§ Description of the task
Throughout the listing below, copy each line containing "JSON".

§ Supplied records
BEGIN

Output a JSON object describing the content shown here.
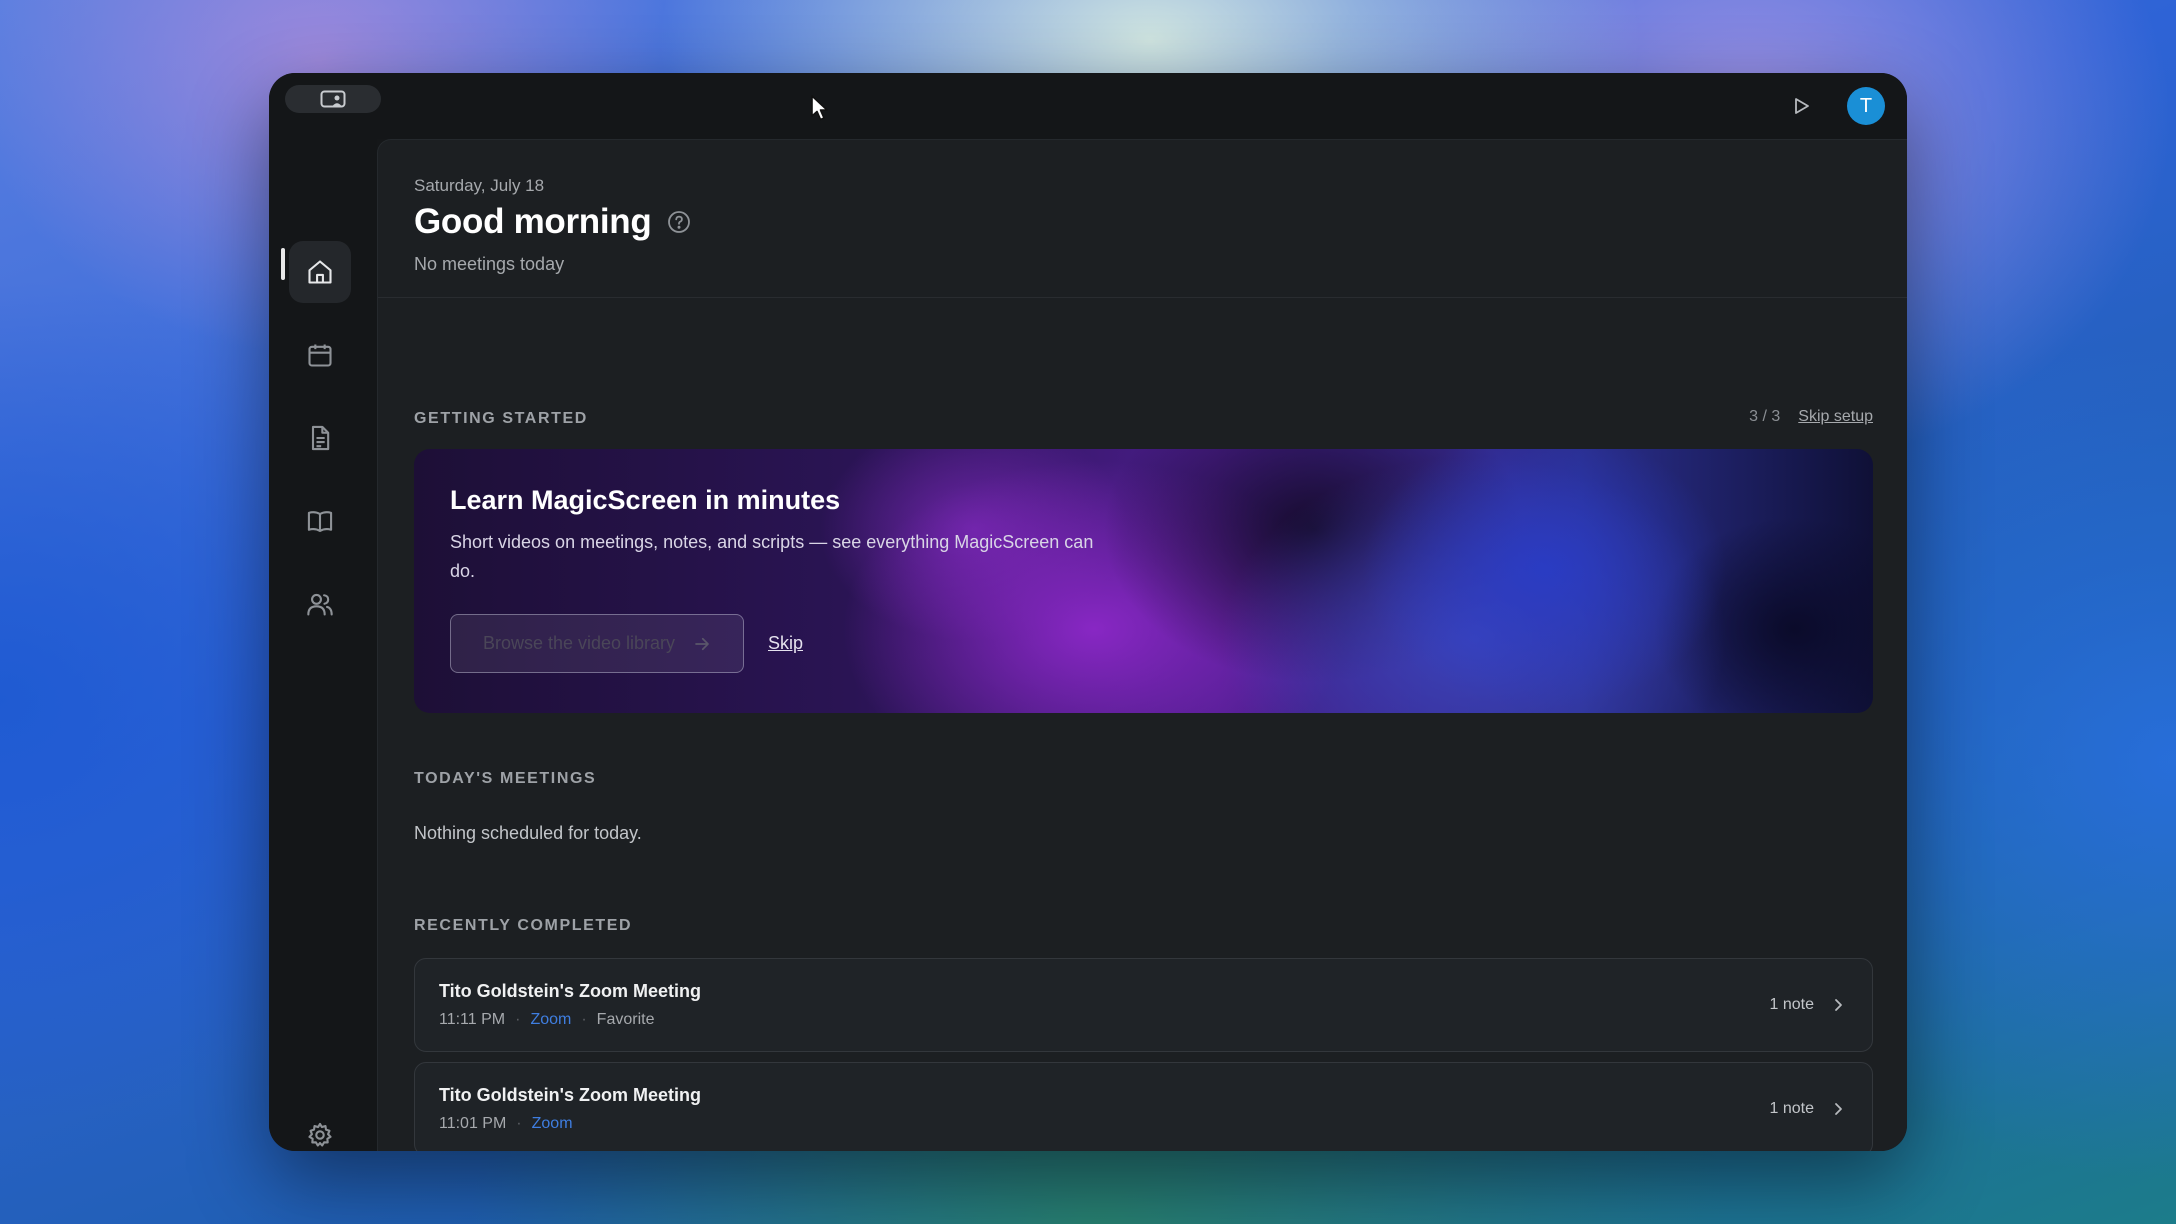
{
  "header": {
    "date": "Saturday, July 18",
    "greeting": "Good morning",
    "subtitle": "No meetings today"
  },
  "getting_started": {
    "label": "GETTING STARTED",
    "progress": "3 / 3",
    "skip_setup": "Skip setup",
    "banner": {
      "title": "Learn MagicScreen in minutes",
      "description": "Short videos on meetings, notes, and scripts — see everything MagicScreen can do.",
      "primary_button": "Browse the video library",
      "skip": "Skip"
    }
  },
  "todays_meetings": {
    "label": "TODAY'S MEETINGS",
    "empty": "Nothing scheduled for today."
  },
  "recently_completed": {
    "label": "RECENTLY COMPLETED",
    "items": [
      {
        "title": "Tito Goldstein's Zoom Meeting",
        "time": "11:11 PM",
        "platform": "Zoom",
        "tag": "Favorite",
        "notes": "1 note"
      },
      {
        "title": "Tito Goldstein's Zoom Meeting",
        "time": "11:01 PM",
        "platform": "Zoom",
        "tag": "",
        "notes": "1 note"
      }
    ]
  },
  "user": {
    "avatar_initial": "T",
    "avatar_color": "#1a8fd6"
  },
  "nav": {
    "items": [
      "home-icon",
      "calendar-icon",
      "document-icon",
      "book-icon",
      "users-icon"
    ],
    "footer": "gear-icon",
    "active": "home-icon"
  }
}
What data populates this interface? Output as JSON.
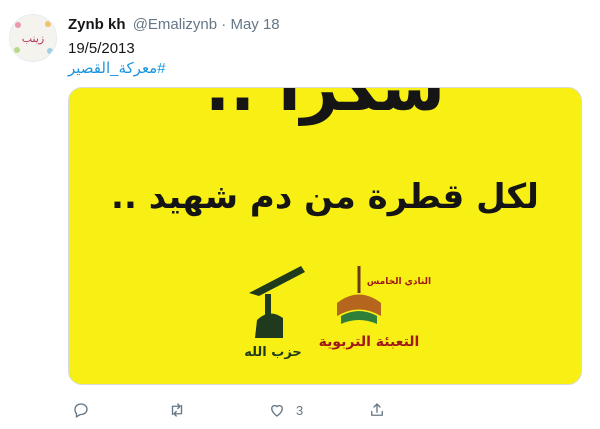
{
  "tweet": {
    "user_name": "Zynb kh",
    "handle": "@Emalizynb",
    "separator": "·",
    "date": "May 18",
    "text_date": "19/5/2013",
    "hashtag": "#معركة_القصير"
  },
  "avatar": {
    "label": "زينب"
  },
  "media": {
    "headline": "شكراً ..",
    "line": "لكل قطرة من دم شهيد ..",
    "logo_right_label": "النادي الخامس",
    "logo_right_caption": "التعبئة التربوية",
    "logo_left_label": "حزب الله",
    "background": "#f8f015"
  },
  "actions": {
    "reply_icon": "reply-icon",
    "retweet_icon": "retweet-icon",
    "like_icon": "heart-icon",
    "like_count": "3",
    "share_icon": "share-icon"
  },
  "colors": {
    "accent": "#1b95e0",
    "muted": "#657786"
  }
}
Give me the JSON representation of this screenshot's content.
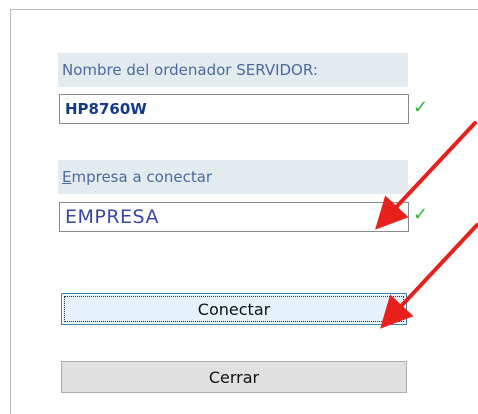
{
  "dialog": {
    "server_label": "Nombre del ordenador SERVIDOR:",
    "server_value": "HP8760W",
    "company_label_accesskey": "E",
    "company_label_rest": "mpresa a conectar",
    "company_value": "EMPRESA",
    "connect_button": "Conectar",
    "close_button": "Cerrar",
    "check_glyph": "✓"
  },
  "colors": {
    "label_bg": "#e3ebee",
    "label_text": "#4c6aa0",
    "check": "#2fb637",
    "annotation_arrow": "#e8201c"
  },
  "icons": [
    "check-icon",
    "red-arrow-annotation"
  ]
}
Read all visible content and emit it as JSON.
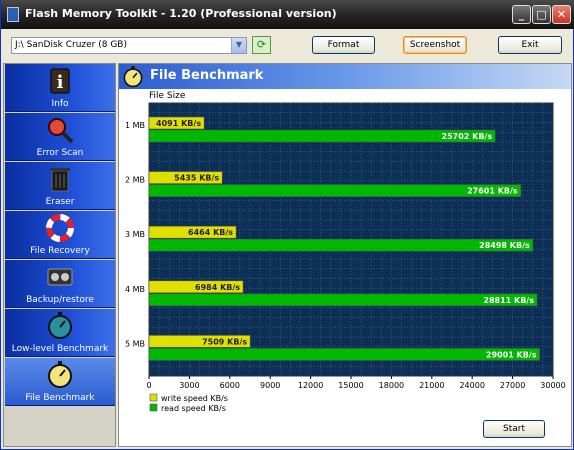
{
  "window": {
    "title": "Flash Memory Toolkit - 1.20 (Professional version)",
    "minimize": "_",
    "maximize": "□",
    "close": "✕"
  },
  "toolbar": {
    "drive": "J:\\ SanDisk Cruzer (8 GB)",
    "format_label": "Format",
    "screenshot_label": "Screenshot",
    "exit_label": "Exit"
  },
  "sidebar": {
    "items": [
      {
        "label": "Info",
        "icon": "info-icon"
      },
      {
        "label": "Error Scan",
        "icon": "magnifier-icon"
      },
      {
        "label": "Eraser",
        "icon": "trash-icon"
      },
      {
        "label": "File Recovery",
        "icon": "lifebuoy-icon"
      },
      {
        "label": "Backup/restore",
        "icon": "tape-icon"
      },
      {
        "label": "Low-level Benchmark",
        "icon": "stopwatch-icon"
      },
      {
        "label": "File Benchmark",
        "icon": "stopwatch-yellow-icon"
      }
    ],
    "selected": "File Benchmark"
  },
  "main": {
    "title": "File Benchmark",
    "start_label": "Start"
  },
  "colors": {
    "write": "#e0e000",
    "read": "#00b800",
    "plot_bg": "#0e2f55"
  },
  "chart_data": {
    "type": "bar",
    "orientation": "horizontal",
    "ylabel": "File Size",
    "categories": [
      "1 MB",
      "2 MB",
      "3 MB",
      "4 MB",
      "5 MB"
    ],
    "series": [
      {
        "name": "write speed KB/s",
        "values": [
          4091,
          5435,
          6464,
          6984,
          7509
        ],
        "labels": [
          "4091 KB/s",
          "5435 KB/s",
          "6464 KB/s",
          "6984 KB/s",
          "7509 KB/s"
        ]
      },
      {
        "name": "read speed KB/s",
        "values": [
          25702,
          27601,
          28498,
          28811,
          29001
        ],
        "labels": [
          "25702 KB/s",
          "27601 KB/s",
          "28498 KB/s",
          "28811 KB/s",
          "29001 KB/s"
        ]
      }
    ],
    "xticks": [
      "0",
      "3000",
      "6000",
      "9000",
      "12000",
      "15000",
      "18000",
      "21000",
      "24000",
      "27000",
      "30000"
    ],
    "xlim": [
      0,
      30000
    ],
    "grid": true,
    "legend": "bottom-left"
  }
}
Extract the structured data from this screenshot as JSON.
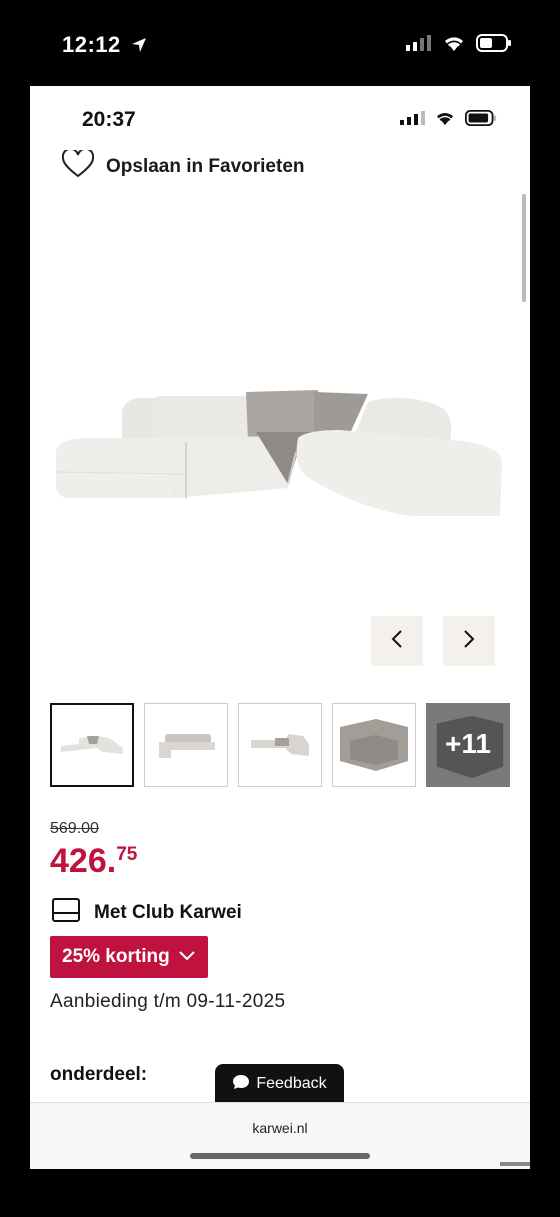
{
  "outer_status": {
    "time": "12:12"
  },
  "inner_status": {
    "time": "20:37"
  },
  "favorites": {
    "label": "Opslaan in Favorieten"
  },
  "gallery": {
    "more_label": "+11"
  },
  "price": {
    "old": "569.00",
    "main": "426.",
    "cents": "75"
  },
  "club": {
    "label": "Met Club Karwei"
  },
  "discount": {
    "label": "25% korting"
  },
  "offer": {
    "text": "Aanbieding t/m 09-11-2025"
  },
  "section": {
    "label": "onderdeel:"
  },
  "feedback": {
    "label": "Feedback"
  },
  "browser": {
    "url": "karwei.nl"
  },
  "colors": {
    "accent": "#c0123e",
    "sofa_light": "#e6e4e0",
    "sofa_dark": "#a8a39e"
  },
  "icons": [
    "location-arrow-icon",
    "signal-icon",
    "wifi-icon",
    "battery-icon",
    "heart-icon",
    "chevron-left-icon",
    "chevron-right-icon",
    "card-icon",
    "chevron-down-icon",
    "chat-bubble-icon"
  ]
}
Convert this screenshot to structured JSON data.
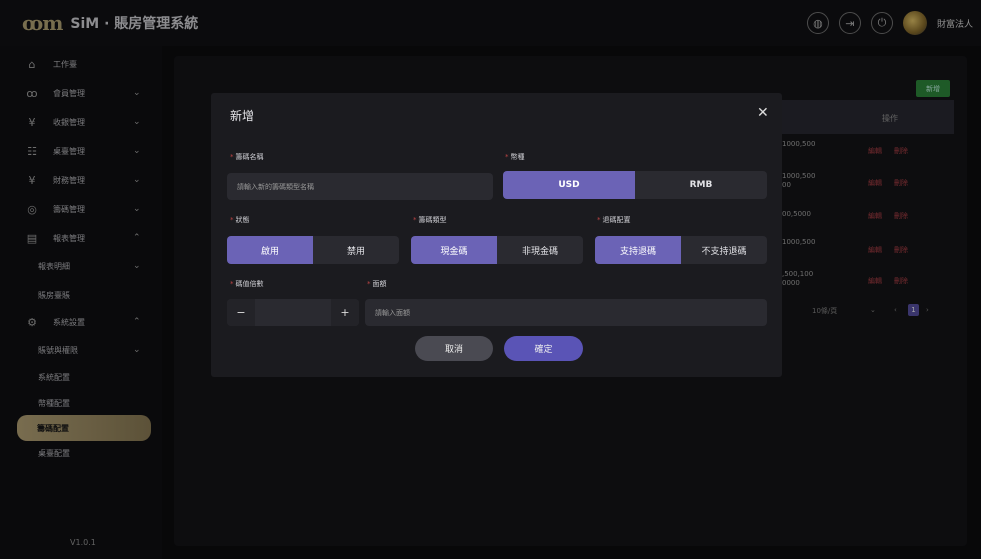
{
  "header": {
    "logo_mark": "ꝏm",
    "logo_text": "SiM · 賬房管理系統",
    "username": "財富法人",
    "icons": [
      "globe-icon",
      "logout-icon",
      "power-icon"
    ]
  },
  "sidebar": {
    "items": [
      {
        "label": "工作臺",
        "icon": "⌂",
        "chevron": ""
      },
      {
        "label": "會員管理",
        "icon": "ꝏ",
        "chevron": "⌄"
      },
      {
        "label": "收銀管理",
        "icon": "¥",
        "chevron": "⌄"
      },
      {
        "label": "桌臺管理",
        "icon": "☷",
        "chevron": "⌄"
      },
      {
        "label": "財務管理",
        "icon": "¥",
        "chevron": "⌄"
      },
      {
        "label": "籌碼管理",
        "icon": "◎",
        "chevron": "⌄"
      },
      {
        "label": "報表管理",
        "icon": "▤",
        "chevron": "⌃"
      },
      {
        "label": "報表明細",
        "icon": "",
        "chevron": "⌄"
      },
      {
        "label": "賬房臺賬",
        "icon": "",
        "chevron": ""
      },
      {
        "label": "系統設置",
        "icon": "⚙",
        "chevron": "⌃"
      },
      {
        "label": "賬號與權限",
        "icon": "",
        "chevron": "⌄"
      },
      {
        "label": "系統配置",
        "icon": "",
        "chevron": ""
      },
      {
        "label": "幣種配置",
        "icon": "",
        "chevron": ""
      },
      {
        "label": "籌碼配置",
        "icon": "",
        "chevron": ""
      },
      {
        "label": "桌臺配置",
        "icon": "",
        "chevron": ""
      }
    ],
    "version": "V1.0.1"
  },
  "background": {
    "add_label": "新增",
    "column_header": "操作",
    "rows": [
      {
        "value": "1000,500",
        "edit": "編輯",
        "delete": "刪除"
      },
      {
        "value": "1000,500\n00",
        "edit": "編輯",
        "delete": "刪除"
      },
      {
        "value": "00,5000",
        "edit": "編輯",
        "delete": "刪除"
      },
      {
        "value": "1000,500",
        "edit": "編輯",
        "delete": "刪除"
      },
      {
        "value": ",500,100\n0000",
        "edit": "編輯",
        "delete": "刪除"
      }
    ],
    "pager": {
      "page_size": "10條/頁",
      "page": "1"
    }
  },
  "modal": {
    "title": "新增",
    "close": "✕",
    "chip_name_label": "籌碼名稱",
    "chip_name_placeholder": "請輸入新的籌碼類型名稱",
    "currency_label": "幣種",
    "currency_options": [
      "USD",
      "RMB"
    ],
    "status_label": "狀態",
    "status_options": [
      "啟用",
      "禁用"
    ],
    "chip_type_label": "籌碼類型",
    "chip_type_options": [
      "現金碼",
      "非現金碼"
    ],
    "refund_label": "退碼配置",
    "refund_options": [
      "支持退碼",
      "不支持退碼"
    ],
    "multiplier_label": "碼值倍數",
    "face_value_label": "面額",
    "face_value_placeholder": "請輸入面額",
    "cancel_label": "取消",
    "confirm_label": "確定",
    "accent_color": "#6b63b6"
  }
}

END

§ Reply to the task
Output a JSON object describing the content shown here.
What data populates this interface? Output as JSON.
Give me the JSON representation of this screenshot's content.
Read all visible content and emit it as JSON.
Extract the structured data from this screenshot as JSON.
Convert this screenshot to structured JSON data.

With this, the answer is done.